Hopefully the readers of this website are mostly well informed about the problems of prohibition of cannabis versus the advantages of legalization and regulation of this plant. If not I’ll be happy to outline them for you.
What I’d like to focus on in this post is how the current cannabis prohibition laws disproportionately criminalise men for doing something that causes no harm to others.
One of the problems with prohibition is that it makes it very difficult if not impossible to get reliable studies on the prohibited item. The general agreement is that, about half of New Zealanders have had cannabis at some point of their lives. About half a million have used cannabis in any given year.
Therefore about half of New Zealanders are criminals, although most of them have got away with it thus far. If the system was working as it has been written, half of New Zealanders would have a criminal record and stuffer all the negative consequences of being criminals.
The system has failed to implement these laws at anything like that level, although they have been doing their best. Thousands of new criminals are created every year in New Zealand for using cannabis. An activity that does not harm others. The New Zealand Police arrest more than 10,000 Kiwis every year, leaving most with a criminal record that does not always go away (despite the Clean Slate legislation).
Research on the demographics of cannabis users is woefully lacking. It seems the ratio of men to women is roughly about 60% men to 40% women. But female cannabis smokers are now more likely to use every day. Fourteen per cent of women users smoke daily, compared with 12 per cent of men.
In the 2012/13 survey Cannabis was used by 15% of men and 8.0% of women in NZ.

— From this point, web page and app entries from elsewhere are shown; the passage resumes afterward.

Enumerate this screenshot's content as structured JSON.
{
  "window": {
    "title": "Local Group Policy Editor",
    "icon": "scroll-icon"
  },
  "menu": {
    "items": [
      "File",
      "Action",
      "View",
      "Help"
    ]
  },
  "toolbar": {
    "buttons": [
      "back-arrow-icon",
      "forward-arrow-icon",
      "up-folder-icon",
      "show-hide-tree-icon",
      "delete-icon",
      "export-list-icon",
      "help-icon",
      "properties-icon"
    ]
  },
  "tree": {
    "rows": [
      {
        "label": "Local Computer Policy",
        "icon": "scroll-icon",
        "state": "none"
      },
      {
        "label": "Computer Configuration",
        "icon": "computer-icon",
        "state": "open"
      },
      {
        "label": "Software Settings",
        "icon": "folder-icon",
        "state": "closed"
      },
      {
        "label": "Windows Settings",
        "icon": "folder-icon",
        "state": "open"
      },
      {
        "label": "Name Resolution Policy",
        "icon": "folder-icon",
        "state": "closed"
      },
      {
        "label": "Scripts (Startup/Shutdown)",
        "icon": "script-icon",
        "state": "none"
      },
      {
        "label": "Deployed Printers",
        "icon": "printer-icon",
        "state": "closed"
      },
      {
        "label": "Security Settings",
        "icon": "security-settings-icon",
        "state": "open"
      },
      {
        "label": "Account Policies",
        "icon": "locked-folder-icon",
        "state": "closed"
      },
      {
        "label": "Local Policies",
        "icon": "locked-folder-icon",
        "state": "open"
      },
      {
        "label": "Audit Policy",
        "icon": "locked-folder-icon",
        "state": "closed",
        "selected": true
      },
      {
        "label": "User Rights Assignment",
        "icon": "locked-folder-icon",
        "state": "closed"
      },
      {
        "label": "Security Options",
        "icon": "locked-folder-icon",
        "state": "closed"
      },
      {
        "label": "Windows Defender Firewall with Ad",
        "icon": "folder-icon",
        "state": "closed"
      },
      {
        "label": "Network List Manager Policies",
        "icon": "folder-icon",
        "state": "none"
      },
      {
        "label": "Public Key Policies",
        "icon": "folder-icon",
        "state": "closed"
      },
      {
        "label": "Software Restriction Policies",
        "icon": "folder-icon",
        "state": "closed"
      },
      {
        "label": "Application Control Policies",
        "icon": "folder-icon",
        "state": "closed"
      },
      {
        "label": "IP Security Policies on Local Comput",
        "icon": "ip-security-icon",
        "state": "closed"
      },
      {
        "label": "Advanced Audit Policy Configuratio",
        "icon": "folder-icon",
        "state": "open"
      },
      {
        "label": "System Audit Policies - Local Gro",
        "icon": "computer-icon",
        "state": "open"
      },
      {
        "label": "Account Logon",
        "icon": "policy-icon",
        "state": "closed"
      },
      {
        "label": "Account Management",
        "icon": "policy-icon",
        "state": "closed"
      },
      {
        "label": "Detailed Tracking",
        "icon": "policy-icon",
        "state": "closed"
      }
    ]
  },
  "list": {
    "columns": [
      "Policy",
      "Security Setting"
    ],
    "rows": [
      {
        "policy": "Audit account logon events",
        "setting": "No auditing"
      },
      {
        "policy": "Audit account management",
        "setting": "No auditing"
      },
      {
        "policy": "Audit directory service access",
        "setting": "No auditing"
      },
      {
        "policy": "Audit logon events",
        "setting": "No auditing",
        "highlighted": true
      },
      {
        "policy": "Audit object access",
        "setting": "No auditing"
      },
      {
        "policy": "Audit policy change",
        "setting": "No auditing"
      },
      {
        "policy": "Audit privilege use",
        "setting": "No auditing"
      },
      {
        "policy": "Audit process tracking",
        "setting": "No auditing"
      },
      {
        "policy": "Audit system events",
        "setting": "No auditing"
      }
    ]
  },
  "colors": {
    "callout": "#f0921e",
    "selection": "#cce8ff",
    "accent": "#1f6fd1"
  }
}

One reason why only 10,000+ out of 500,000 annual users are arrested is because police use discretion. Police like the current prohibition of cannabis because it gives police sweeping powers and funding. Police are reluctantly forced to use discretion because the sheer volume of potential criminals is far beyond what the system could process. So how are they exercising this discretion?
If you follow the topic of prohibition you might know that there has been some focus on how Maori cannabis users are excessively arrested. The prohibition seems to be racist.
What has been conveniently overlooked is the massive bias against males in the arrest figures for cannabis users.
Although more than 1 in 3 cannabis users are female.
Only 1 in 11 arrests for cannabis use are female.
Of course it is always possible that male cannabis users are also doing more risky things that bring them to the attention of police. Just as in the general population, males tend to do more risky things that bring them to the attention of the police.
However it seems unlikely that this would explain such a huge difference in the arrest rates compared to the cannabis usage rates.
I imagine that I don’t need to explain here, how much sexism against males exists once you enter into the so called justice system. The arrest is just the start of the bias.
Then, of course once you have a criminal conviction for anything – even something as relatively harmless as smoking a joint – then you are far more likely to face further issues with the criminal justice system.
It seems to indicate that the cannabis prohibition laws are the pointy end of sexism of the criminal justice system.
This combines with the extreme anti-male bias of the family courts in the civil justice system. It all leads to the criminalisation and punishment of men for activities that did not harm anyone else. And it is done on a rather grand scale in New Zealand.
What’s worse in my view is few people ever talk about this anti-male bias of our so called justice system. The tacit message from society is that men are disposable, even when the men were not harming others. Really for the most petty of reasons in fact.
There will be a referendum on ending the current prohibition of cannabis on or before 2020. What many people don’t realise is that prohibition is largely an anti-male law. A vote to end prohibition will remove the criminalisation of over 9,000 men and boys every year. The effects of women will be relatively minimal.